(11) The drug you will be given may later prove to be either
unsafe for humans or ineffective in treating the condition
for which it is being tested. You should not assume the drug
will treat a medical condition you may have, because a
determination of efficacy in an animal study does not
necessarily predict efficacy in humans.
Exh A at 7. On April 12, 2017, the FDA denied the Petition,
stating that the additional elements pertain to drug trials
only, while the informed-consent regulations apply to all
clinical trials. The Petition's warnings, therefore,
“raise[d] broader concerns that make them inappropriate
for inclusion in FDA's existing informed consent
regulations.” Compl., Exh. D at 3.
months later, Plaintiffs brought this suit for declaratory
and injunctive relief, alleging that the FDA's denial was
“arbitrary, capricious, an abuse of discretion, and
otherwise not in accordance with law, in violation of 5
U.S.C. § 706(2)(a).” Compl., ¶ 215.
Defendant, contending that all Plaintiffs lack standing, now
moves to dismiss for want of jurisdiction.
evaluating Defendant's Motion to Dismiss, the Court must
“treat the complaint's factual allegations as true
. . . and must grant plaintiff ‘the benefit of all
inferences that can be derived from the facts
alleged.'” Sparrow v. United Air Lines,
Inc., 216 F.3d 1111, 1113 (D.C. Cir. 2000) (quoting
Schuler v. United States, 617 F.2d 605, 608 (D.C.
Cir. 1979)) (internal citation omitted); see also Jerome
Stevens Pharms., Inc. v. FDA, 402 F.3d 1249, 1253 (D.C.
Cir. 2005). The Court need not accept as true, however,
“a legal conclusion couched as a factual allegation,
” nor an inference unsupported by the facts set forth
in the Complaint. Trudeau v. Fed. Trade Comm'n,
456 F.3d 178, 193 (D.C. Cir. 2006) (quoting Papasan v.
Allain, 478 U.S. 265, 286 (1986) (internal quotation
survive a motion to dismiss under Rule 12(b)(1), Plaintiffs
bear the burden of proving that the Court has subject-matter
jurisdiction to hear their claims. See Lujan v. Defenders
of Wildlife, 504 U.S. 555, 561 (1992); U.S. Ecology,
Inc. v. U.S. Dep't of Interior, 231 F.3d 20, 24
(D.C. Cir. 2000). A court has an “affirmative
obligation to ensure that it is acting within the scope of
its jurisdictional authority.” Grand Lodge of the
Fraternal Order of Police v. Ashcroft, 185 F.Supp.2d 9,
13 (D.D.C. 2001). For this reason, “‘the
[p]laintiff's factual allegations in the complaint . . .

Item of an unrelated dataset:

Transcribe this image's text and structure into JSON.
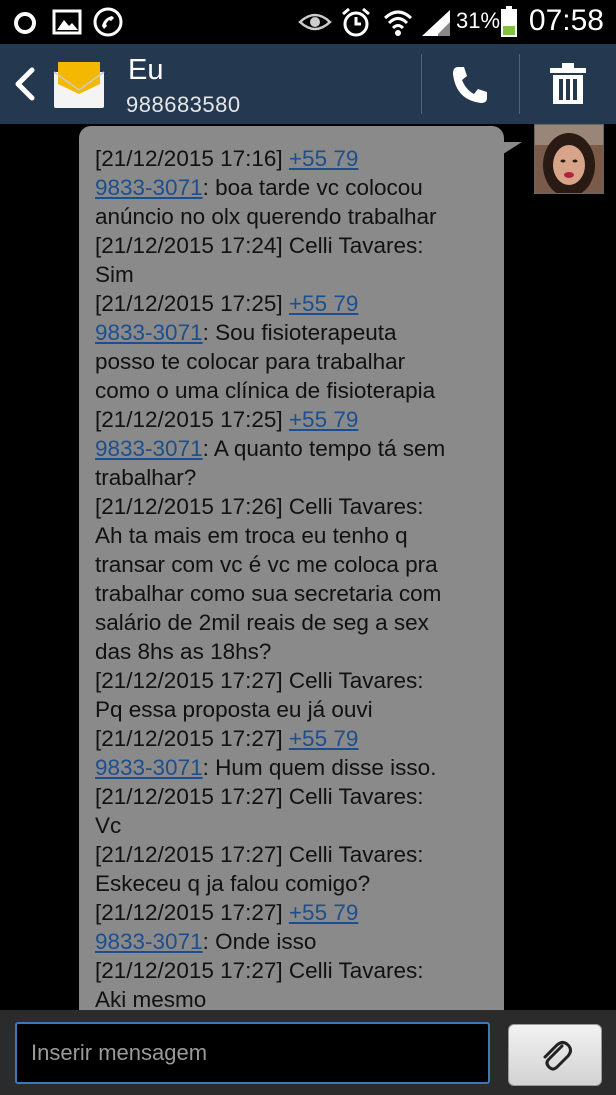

will bear closer scrutiny in resolving a 12(b)(1) motion'
than in resolving a 12(b)(6) motion for failure to state a
claim.” Id. at 13-14 (quoting 5A Charles A.
Wright & Arthur R. Miller, Fed. Practice &
Procedure § 1350 (2d ed. 1987)) (alteration in
original). Additionally, unlike with a motion to dismiss
under Rule 12(b)(6), the Court ...